Although cloud and hosting providers are usually secure, sometimes misconfiguration of servers or cyber attacks expose sensitive data.

  • Image-I-Nation Technologies, a third-party providing software and hosting services to Equifax, Experian and TransUnion have been breached. The attack took place through unauthorized access to the software firm’s database containing personal information. The exposed data possibly included Social Security numbers, names, dates of birth and home addresses.
  • The Plead malware, leveraging a MiTM attack, took aim on ASUS web storage software, ASUS’s cloud storage service. The vulnerability puts the users of the cloud platform at risk.
  • An unauthorized user accessed a server in a data center that NordVPN was renting from an unnamed provider. This attack exposed some of the browsing habits of customers who were using the VPN service to keep their data private.

Takeaway: Discover all your 3rd and 4th party service providers and cloud storage servers that your company use. Check for misconfiguration of cloud storage servers

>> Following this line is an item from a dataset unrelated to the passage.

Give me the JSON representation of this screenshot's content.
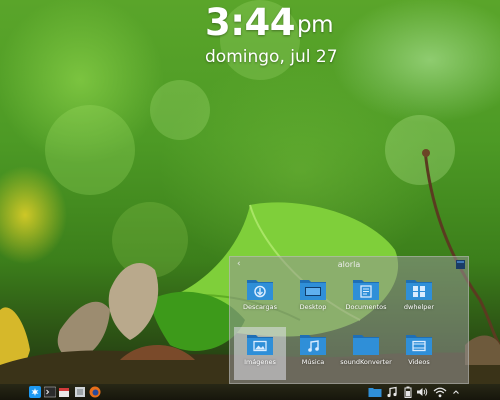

Third-Party Apps and SDKs 

Facebook has long been under scrutiny by the UK’s watchdog ICO through violations of users’ data by its third-party apps. This year has not been different in terms of data breaches and privacy violations.

  • More than 540 million records, including account names, IDs, passwords and user activity of Facebook users were exposed, through a third-party of Facebook, named Cultura Colectiva. The records were found to be online on one of Amazon’s publicly accessible cloud computing servers.
  • A late-2019 compromise has been found on Twitter. This was due to a software development kit (SDK) called “One Audience”. The SDK gave its developers unauthorized access to user data. Users’ most recent tweets were accessible to the developers if they were to log into these apps through Twitter accounts.

Record-breaking Fines / Record-breaking Exposure

Between January 2019 and December 2019, around 430 breaches were reported to HIPAA. Among them were there some record-breaking third-party breaches that exposed millions of patients’ records. 2019 has also been a year for seeing the outcomes of some 2018 third-party breaches as in the case of TicketMaster and British Airways breach. British Airways is struggling with a GDPR fine of 183 M pounds (although the fine is not final) for putting approximately 500,000 customers’ personal information at risk; not counting multiple class-action suits against the company.